Instructions for the task: Filter the listing below, copying every line in which the word "this" appears.

Records provided:

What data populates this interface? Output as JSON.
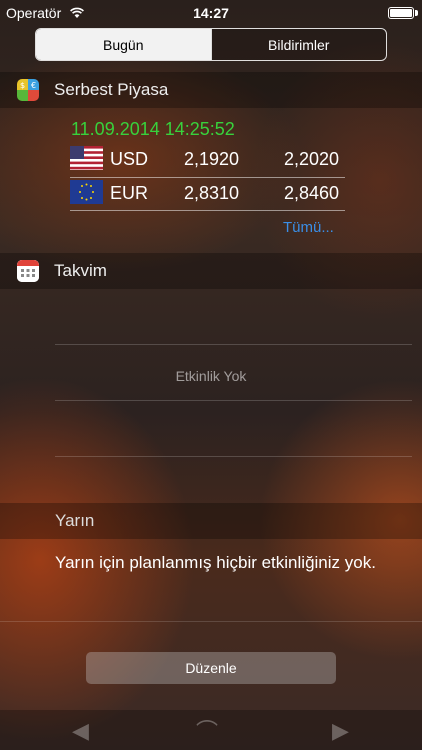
{
  "status_bar": {
    "carrier": "Operatör",
    "time": "14:27"
  },
  "tabs": {
    "today": "Bugün",
    "notifications": "Bildirimler"
  },
  "currency_widget": {
    "title": "Serbest Piyasa",
    "timestamp": "11.09.2014 14:25:52",
    "rows": [
      {
        "code": "USD",
        "buy": "2,1920",
        "sell": "2,2020",
        "flag": "us-flag"
      },
      {
        "code": "EUR",
        "buy": "2,8310",
        "sell": "2,8460",
        "flag": "eu-flag"
      }
    ],
    "more_link": "Tümü..."
  },
  "calendar_widget": {
    "title": "Takvim",
    "no_events": "Etkinlik Yok"
  },
  "tomorrow": {
    "title": "Yarın",
    "message": "Yarın için planlanmış hiçbir etkinliğiniz yok."
  },
  "edit_button": "Düzenle",
  "colors": {
    "timestamp_green": "#38d13c",
    "link_blue": "#3a8ee6"
  }
}
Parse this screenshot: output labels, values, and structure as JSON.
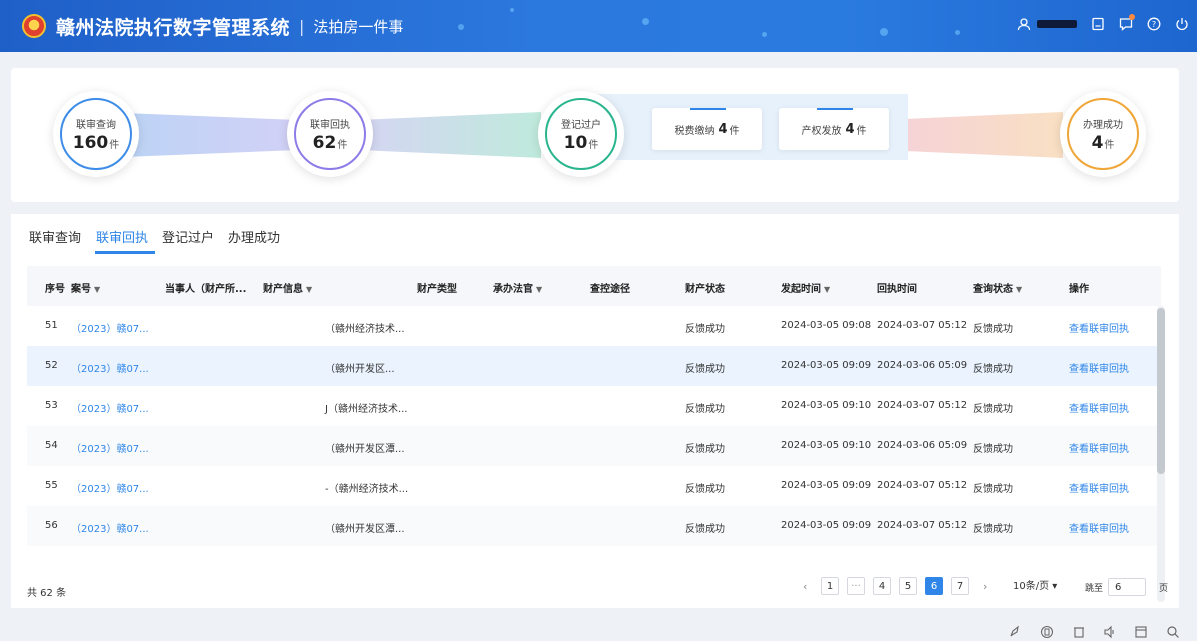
{
  "header": {
    "title": "赣州法院执行数字管理系统",
    "separator": "|",
    "subtitle": "法拍房一件事",
    "icons": [
      "user-icon",
      "document-icon",
      "message-icon",
      "help-icon",
      "power-icon"
    ]
  },
  "flow": {
    "steps": [
      {
        "label": "联审查询",
        "count": "160",
        "unit": "件",
        "color": "#3d8ce8"
      },
      {
        "label": "联审回执",
        "count": "62",
        "unit": "件",
        "color": "#8e7be8"
      },
      {
        "label": "登记过户",
        "count": "10",
        "unit": "件",
        "color": "#29b58d"
      },
      {
        "label": "办理成功",
        "count": "4",
        "unit": "件",
        "color": "#f0a537"
      }
    ],
    "sub_items": [
      {
        "label": "税费缴纳",
        "count": "4",
        "unit": "件"
      },
      {
        "label": "产权发放",
        "count": "4",
        "unit": "件"
      }
    ]
  },
  "tabs": [
    "联审查询",
    "联审回执",
    "登记过户",
    "办理成功"
  ],
  "active_tab": "联审回执",
  "table": {
    "columns": [
      "序号",
      "案号",
      "当事人（财产所...",
      "财产信息",
      "财产类型",
      "承办法官",
      "查控途径",
      "财产状态",
      "发起时间",
      "回执时间",
      "查询状态",
      "操作"
    ],
    "rows": [
      {
        "no": "51",
        "case": "（2023）赣07...",
        "asset": "（赣州经济技术...",
        "status": "反馈成功",
        "start": "2024-03-05 09:08",
        "receipt": "2024-03-07 05:12",
        "query": "反馈成功",
        "action": "查看联审回执"
      },
      {
        "no": "52",
        "case": "（2023）赣07...",
        "asset": "（赣州开发区...",
        "status": "反馈成功",
        "start": "2024-03-05 09:09",
        "receipt": "2024-03-06 05:09",
        "query": "反馈成功",
        "action": "查看联审回执"
      },
      {
        "no": "53",
        "case": "（2023）赣07...",
        "asset": "J（赣州经济技术...",
        "status": "反馈成功",
        "start": "2024-03-05 09:10",
        "receipt": "2024-03-07 05:12",
        "query": "反馈成功",
        "action": "查看联审回执"
      },
      {
        "no": "54",
        "case": "（2023）赣07...",
        "asset": "（赣州开发区潭...",
        "status": "反馈成功",
        "start": "2024-03-05 09:10",
        "receipt": "2024-03-06 05:09",
        "query": "反馈成功",
        "action": "查看联审回执"
      },
      {
        "no": "55",
        "case": "（2023）赣07...",
        "asset": "-（赣州经济技术...",
        "status": "反馈成功",
        "start": "2024-03-05 09:09",
        "receipt": "2024-03-07 05:12",
        "query": "反馈成功",
        "action": "查看联审回执"
      },
      {
        "no": "56",
        "case": "（2023）赣07...",
        "asset": "（赣州开发区潭...",
        "status": "反馈成功",
        "start": "2024-03-05 09:09",
        "receipt": "2024-03-07 05:12",
        "query": "反馈成功",
        "action": "查看联审回执"
      }
    ]
  },
  "pagination": {
    "total": "共 62 条",
    "pages": [
      "1",
      "···",
      "4",
      "5",
      "6",
      "7"
    ],
    "current": "6",
    "prev": "‹",
    "next": "›",
    "page_size": "10条/页 ▾",
    "jump_label": "跳至",
    "jump_value": "6",
    "page_suffix": "页"
  },
  "bottom_toolbar": [
    "rocket-icon",
    "copy-icon",
    "trash-icon",
    "volume-icon",
    "window-icon",
    "search-icon"
  ]
}
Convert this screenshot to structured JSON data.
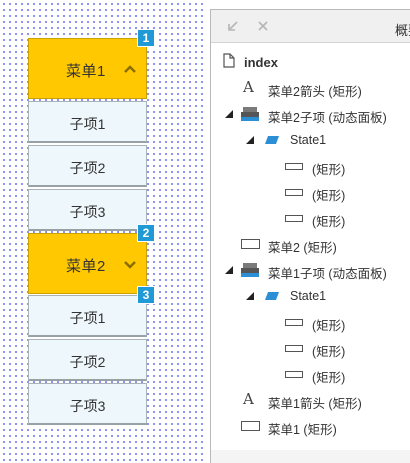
{
  "canvas": {
    "menu2": {
      "header_label": "菜单1",
      "header_badge": "1",
      "items": [
        "子项1",
        "子项2",
        "子项3"
      ]
    },
    "menu1": {
      "header_label": "菜单2",
      "header_badge": "2",
      "items_badge": "3",
      "items": [
        "子项1",
        "子项2",
        "子项3"
      ]
    },
    "colors": {
      "header_fill": "#ffc800",
      "item_fill": "#eef7fb",
      "badge": "#1f9ad6",
      "grid_dot": "#6f73f0"
    }
  },
  "outline": {
    "title": "概要",
    "buttons": [
      "collapse-icon",
      "close-icon"
    ],
    "rows": [
      {
        "label": "index",
        "icon": "page-icon"
      },
      {
        "label": "菜单2箭头 (矩形)",
        "icon": "text-icon"
      },
      {
        "label": "菜单2子项 (动态面板)",
        "icon": "dynamic-panel-icon"
      },
      {
        "label": "State1",
        "icon": "state-icon"
      },
      {
        "label": "(矩形)",
        "icon": "rectangle-icon"
      },
      {
        "label": "(矩形)",
        "icon": "rectangle-icon"
      },
      {
        "label": "(矩形)",
        "icon": "rectangle-icon"
      },
      {
        "label": "菜单2 (矩形)",
        "icon": "rectangle-icon"
      },
      {
        "label": "菜单1子项 (动态面板)",
        "icon": "dynamic-panel-icon"
      },
      {
        "label": "State1",
        "icon": "state-icon"
      },
      {
        "label": "(矩形)",
        "icon": "rectangle-icon"
      },
      {
        "label": "(矩形)",
        "icon": "rectangle-icon"
      },
      {
        "label": "(矩形)",
        "icon": "rectangle-icon"
      },
      {
        "label": "菜单1箭头 (矩形)",
        "icon": "text-icon"
      },
      {
        "label": "菜单1 (矩形)",
        "icon": "rectangle-icon"
      }
    ]
  }
}
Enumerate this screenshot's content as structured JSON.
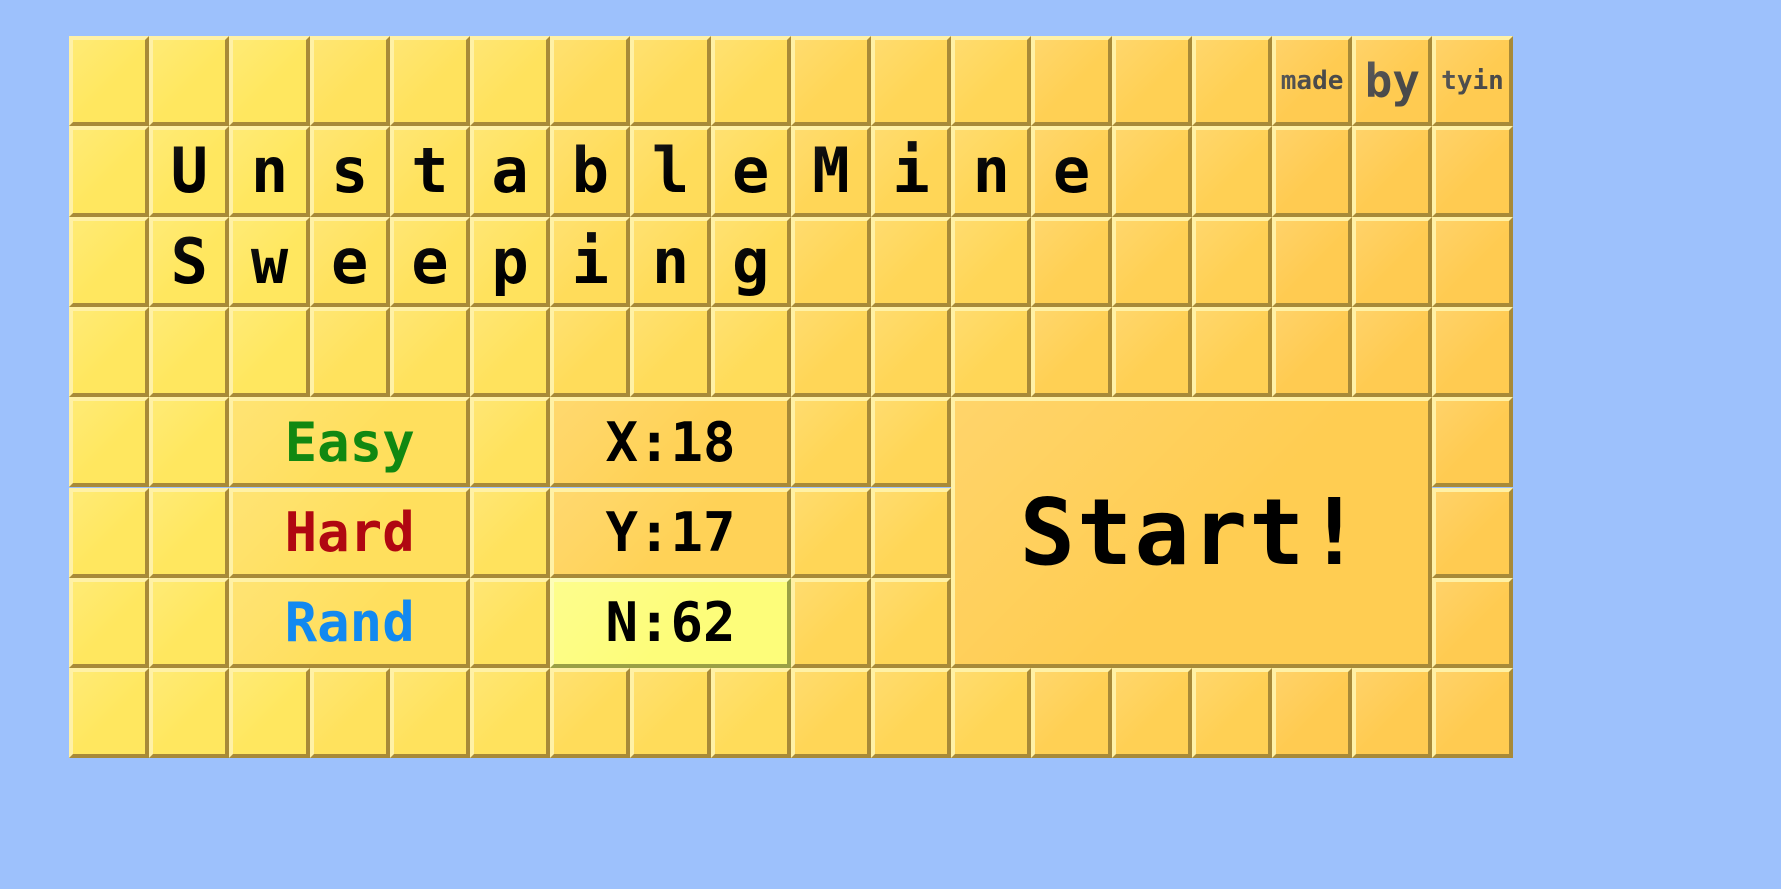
{
  "app": {
    "name": "Unstable Mine Sweeping",
    "background_color": "#9dc1fc",
    "cell_color": "#ffdf5e",
    "cell_highlight_color": "#fff1a6",
    "cell_shadow_color": "#a88a38"
  },
  "credit": {
    "made": "made",
    "by": "by",
    "author": "tyin"
  },
  "title": {
    "line1": "UnstableMine",
    "line2": "Sweeping",
    "line1_letters": [
      "U",
      "n",
      "s",
      "t",
      "a",
      "b",
      "l",
      "e",
      "M",
      "i",
      "n",
      "e"
    ],
    "line2_letters": [
      "S",
      "w",
      "e",
      "e",
      "p",
      "i",
      "n",
      "g"
    ]
  },
  "controls": {
    "difficulty": [
      {
        "label": "Easy",
        "color": "#118811"
      },
      {
        "label": "Hard",
        "color": "#b00711"
      },
      {
        "label": "Rand",
        "color": "#1289f0"
      }
    ],
    "fields": [
      {
        "label": "X:18",
        "key": "X",
        "value": "18",
        "active": false
      },
      {
        "label": "Y:17",
        "key": "Y",
        "value": "17",
        "active": false
      },
      {
        "label": "N:62",
        "key": "N",
        "value": "62",
        "active": true
      }
    ],
    "start_label": "Start!"
  },
  "grid": {
    "columns": 18,
    "rows": 8
  }
}
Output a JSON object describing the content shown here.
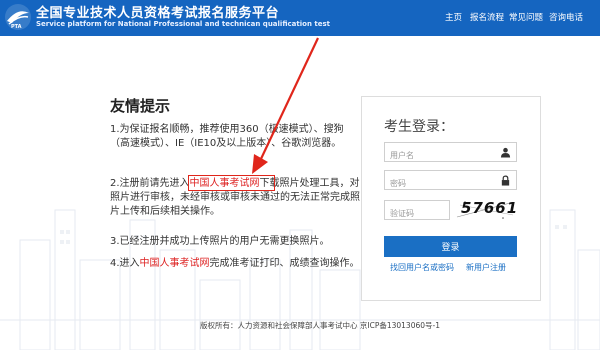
{
  "header": {
    "title_cn": "全国专业技术人员资格考试报名服务平台",
    "title_en": "Service platform for National Professional and technican qualification test",
    "nav": [
      "主页",
      "报名流程",
      "常见问题",
      "咨询电话"
    ],
    "bg_color": "#1565c0"
  },
  "tips": {
    "title": "友情提示",
    "tip1": "1.为保证报名顺畅，推荐使用360（极速模式）、搜狗（高速模式）、IE（IE10及以上版本）、谷歌浏览器。",
    "tip2_pre": "2.注册前请先进入",
    "tip2_link": "中国人事考试网",
    "tip2_post": "下载照片处理工具，对照片进行审核，未经审核或审核未通过的无法正常完成照片上传和后续相关操作。",
    "tip3": "3.已经注册并成功上传照片的用户无需更换照片。",
    "tip4_pre": "4.进入",
    "tip4_link": "中国人事考试网",
    "tip4_post": "完成准考证打印、成绩查询操作。"
  },
  "login": {
    "title": "考生登录：",
    "username_placeholder": "用户名",
    "password_placeholder": "密码",
    "captcha_placeholder": "验证码",
    "captcha_text": "57661",
    "login_button": "登录",
    "forgot_link": "找回用户名或密码",
    "register_link": "新用户注册"
  },
  "footer": {
    "text": "版权所有：人力资源和社会保障部人事考试中心 京ICP备13013060号-1"
  }
}
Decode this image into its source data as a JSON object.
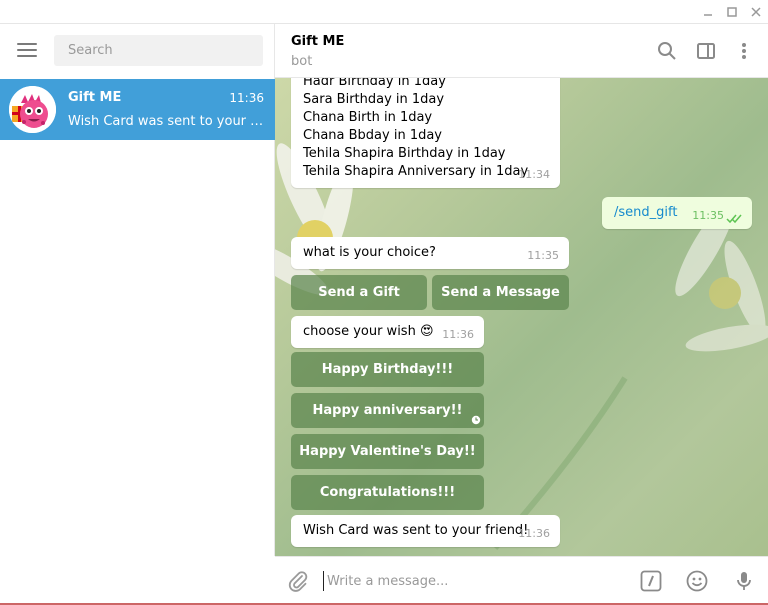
{
  "sidebar": {
    "search_placeholder": "Search",
    "chats": [
      {
        "name": "Gift ME",
        "time": "11:36",
        "preview": "Wish Card was sent to your frie..."
      }
    ]
  },
  "header": {
    "title": "Gift ME",
    "status": "bot"
  },
  "messages": {
    "list_lines": [
      "Hadr Birthday in 1day",
      "Sara Birthday in 1day",
      "Chana Birth in 1day",
      "Chana Bbday in 1day",
      "Tehila Shapira Birthday in 1day",
      "Tehila Shapira Anniversary in 1day"
    ],
    "list_time": "11:34",
    "outgoing_text": "/send_gift",
    "outgoing_time": "11:35",
    "choice_text": "what is your choice?",
    "choice_time": "11:35",
    "choice_buttons": [
      "Send a Gift",
      "Send a Message"
    ],
    "wish_text": "choose your wish",
    "wish_emoji": "😍",
    "wish_time": "11:36",
    "wish_buttons": [
      "Happy Birthday!!!",
      "Happy anniversary!!",
      "Happy Valentine's Day!!",
      "Congratulations!!!"
    ],
    "sent_text": "Wish Card was sent to your friend!",
    "sent_time": "11:36"
  },
  "composer": {
    "placeholder": "Write a message..."
  },
  "colors": {
    "accent": "#419fd9",
    "outgoing_bubble": "#effdde",
    "keyboard_button": "#5c854e"
  },
  "icons": [
    "minimize-icon",
    "maximize-icon",
    "close-icon",
    "menu-icon",
    "search-icon",
    "sidebar-toggle-icon",
    "more-vertical-icon",
    "attach-icon",
    "command-icon",
    "emoji-icon",
    "microphone-icon",
    "double-check-icon",
    "clock-icon"
  ]
}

Response area:
What data populates this interface? Output as JSON.
Parse this screenshot: output labels, values, and structure as JSON.
Convert this screenshot to structured JSON data.
Enumerate this screenshot's content as structured JSON.
Decode this image into its source data as a JSON object.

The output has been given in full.